(Provided information begins)

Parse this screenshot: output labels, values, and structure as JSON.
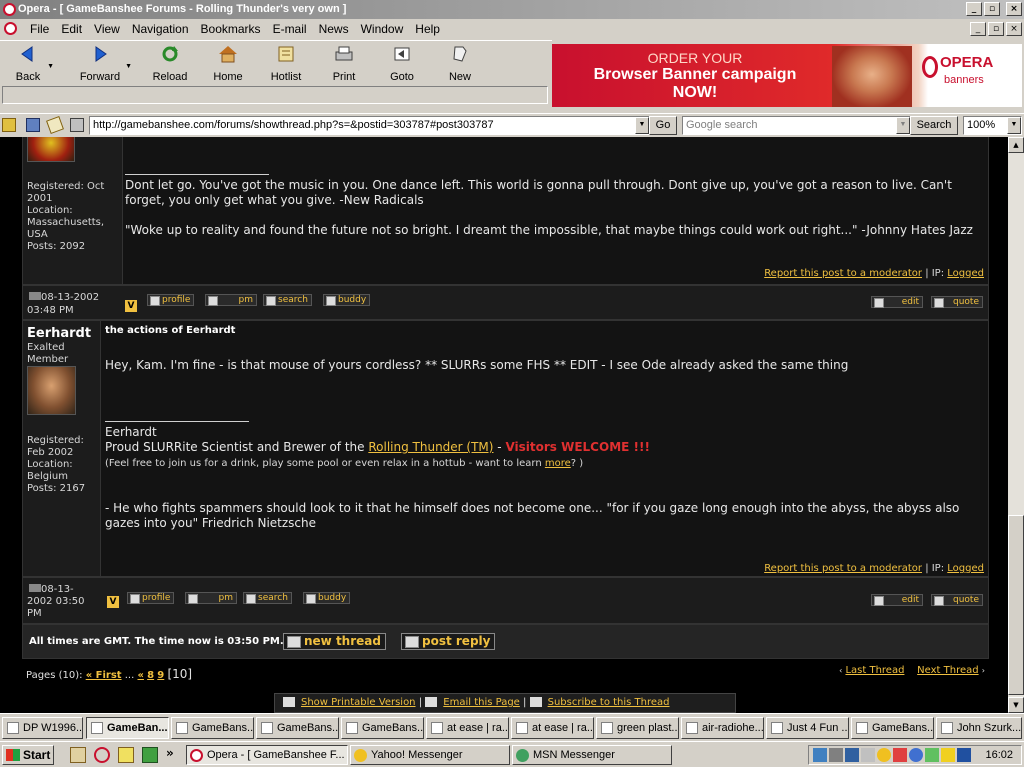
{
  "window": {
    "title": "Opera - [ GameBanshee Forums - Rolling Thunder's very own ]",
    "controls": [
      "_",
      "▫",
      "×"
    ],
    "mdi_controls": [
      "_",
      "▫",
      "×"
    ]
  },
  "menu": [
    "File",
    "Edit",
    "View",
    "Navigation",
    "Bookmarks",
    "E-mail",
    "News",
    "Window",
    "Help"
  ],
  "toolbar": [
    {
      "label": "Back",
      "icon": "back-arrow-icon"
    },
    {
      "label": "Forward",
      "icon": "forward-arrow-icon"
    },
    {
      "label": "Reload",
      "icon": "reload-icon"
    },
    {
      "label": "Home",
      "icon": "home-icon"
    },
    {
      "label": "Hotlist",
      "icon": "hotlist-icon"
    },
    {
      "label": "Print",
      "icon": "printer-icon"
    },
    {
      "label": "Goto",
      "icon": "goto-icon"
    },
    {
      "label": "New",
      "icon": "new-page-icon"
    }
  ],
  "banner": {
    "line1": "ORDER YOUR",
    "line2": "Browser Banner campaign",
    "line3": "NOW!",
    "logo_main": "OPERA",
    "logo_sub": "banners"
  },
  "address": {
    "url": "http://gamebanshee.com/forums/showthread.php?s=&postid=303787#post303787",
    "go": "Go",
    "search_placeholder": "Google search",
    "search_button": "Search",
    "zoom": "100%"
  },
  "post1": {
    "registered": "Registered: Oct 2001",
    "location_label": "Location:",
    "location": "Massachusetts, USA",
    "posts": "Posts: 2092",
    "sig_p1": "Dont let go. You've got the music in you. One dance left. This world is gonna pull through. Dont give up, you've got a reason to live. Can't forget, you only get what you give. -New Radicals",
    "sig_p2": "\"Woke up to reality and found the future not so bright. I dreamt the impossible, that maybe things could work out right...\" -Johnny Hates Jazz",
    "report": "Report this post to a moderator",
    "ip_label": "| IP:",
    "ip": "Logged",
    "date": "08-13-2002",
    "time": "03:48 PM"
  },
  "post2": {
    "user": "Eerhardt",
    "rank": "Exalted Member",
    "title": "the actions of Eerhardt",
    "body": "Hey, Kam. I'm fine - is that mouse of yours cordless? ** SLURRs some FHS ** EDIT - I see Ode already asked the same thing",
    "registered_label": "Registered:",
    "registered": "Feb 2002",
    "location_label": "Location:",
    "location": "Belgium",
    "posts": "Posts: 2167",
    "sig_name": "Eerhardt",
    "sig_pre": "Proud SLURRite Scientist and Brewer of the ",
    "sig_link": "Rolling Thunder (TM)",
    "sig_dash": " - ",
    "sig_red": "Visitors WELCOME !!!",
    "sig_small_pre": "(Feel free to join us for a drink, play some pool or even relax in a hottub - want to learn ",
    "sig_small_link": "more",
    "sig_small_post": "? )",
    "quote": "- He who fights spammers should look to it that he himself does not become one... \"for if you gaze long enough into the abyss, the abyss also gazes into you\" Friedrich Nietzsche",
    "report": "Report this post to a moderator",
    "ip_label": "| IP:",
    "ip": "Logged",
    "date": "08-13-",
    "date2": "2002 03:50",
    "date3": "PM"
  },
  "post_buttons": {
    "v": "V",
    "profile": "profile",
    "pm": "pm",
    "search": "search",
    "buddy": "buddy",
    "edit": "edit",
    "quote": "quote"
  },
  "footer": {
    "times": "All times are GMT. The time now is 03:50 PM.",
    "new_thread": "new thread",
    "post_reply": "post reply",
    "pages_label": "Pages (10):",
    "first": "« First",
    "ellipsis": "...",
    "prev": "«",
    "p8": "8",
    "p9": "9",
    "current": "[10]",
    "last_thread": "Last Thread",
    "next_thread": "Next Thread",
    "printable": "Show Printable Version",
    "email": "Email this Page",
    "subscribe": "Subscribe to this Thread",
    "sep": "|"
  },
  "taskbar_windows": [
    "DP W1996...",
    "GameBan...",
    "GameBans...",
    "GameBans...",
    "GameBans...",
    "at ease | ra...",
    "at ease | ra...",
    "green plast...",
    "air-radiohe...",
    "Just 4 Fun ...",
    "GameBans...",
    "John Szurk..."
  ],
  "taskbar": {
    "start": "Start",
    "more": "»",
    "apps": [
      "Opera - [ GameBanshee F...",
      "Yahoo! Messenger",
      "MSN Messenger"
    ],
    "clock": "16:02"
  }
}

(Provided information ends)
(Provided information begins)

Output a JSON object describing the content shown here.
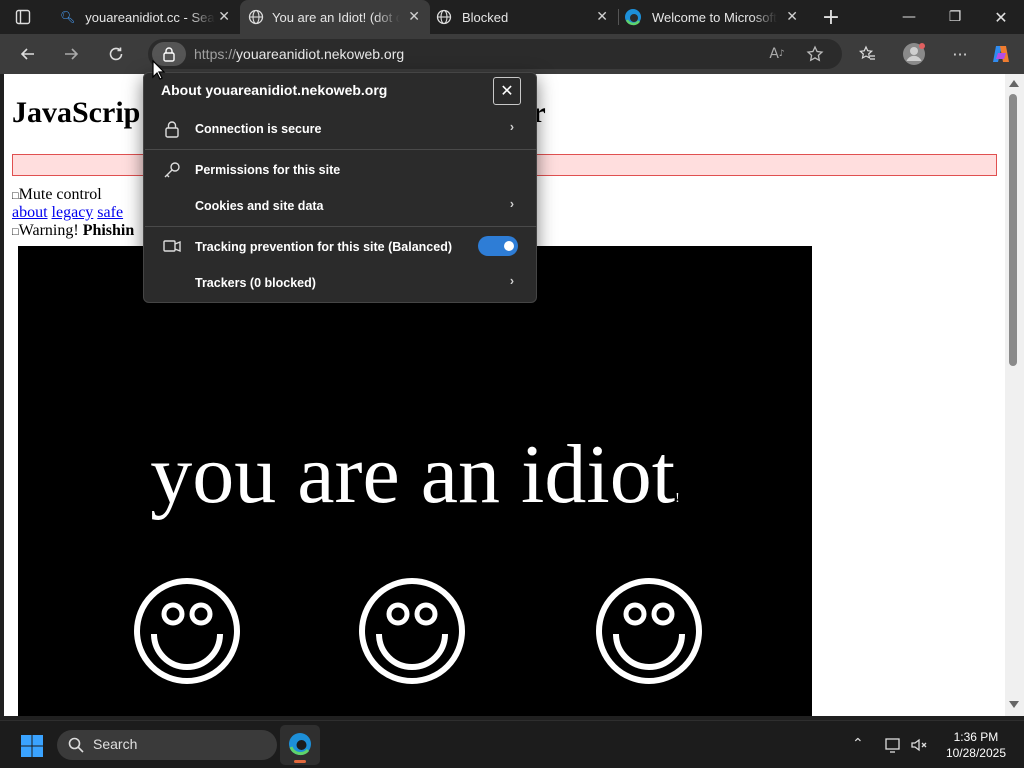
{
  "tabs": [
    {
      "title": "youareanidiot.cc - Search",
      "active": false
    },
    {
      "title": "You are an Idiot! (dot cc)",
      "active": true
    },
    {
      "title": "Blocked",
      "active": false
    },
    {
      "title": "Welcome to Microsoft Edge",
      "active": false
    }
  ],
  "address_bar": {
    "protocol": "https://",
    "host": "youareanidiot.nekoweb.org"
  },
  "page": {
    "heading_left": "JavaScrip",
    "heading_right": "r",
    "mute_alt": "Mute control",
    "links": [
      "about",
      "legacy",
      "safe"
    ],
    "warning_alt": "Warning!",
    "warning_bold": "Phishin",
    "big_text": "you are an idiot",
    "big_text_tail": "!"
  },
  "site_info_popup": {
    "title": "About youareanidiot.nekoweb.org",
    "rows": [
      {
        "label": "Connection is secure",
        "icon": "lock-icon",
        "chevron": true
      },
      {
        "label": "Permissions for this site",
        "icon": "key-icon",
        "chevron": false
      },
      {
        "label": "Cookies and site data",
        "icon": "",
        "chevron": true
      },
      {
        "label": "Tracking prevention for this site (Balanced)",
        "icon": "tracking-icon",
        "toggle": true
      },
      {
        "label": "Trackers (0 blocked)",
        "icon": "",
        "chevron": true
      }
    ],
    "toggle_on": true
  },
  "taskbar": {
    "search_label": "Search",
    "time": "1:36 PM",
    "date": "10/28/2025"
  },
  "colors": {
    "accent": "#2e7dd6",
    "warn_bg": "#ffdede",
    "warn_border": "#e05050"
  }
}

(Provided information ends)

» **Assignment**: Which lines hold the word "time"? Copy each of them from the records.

» **Result of the exercise**:
    "time": "03:48 PM"
    "times": "All times are GMT. The time now is 03:50 PM.",
    "time": "1:36 PM",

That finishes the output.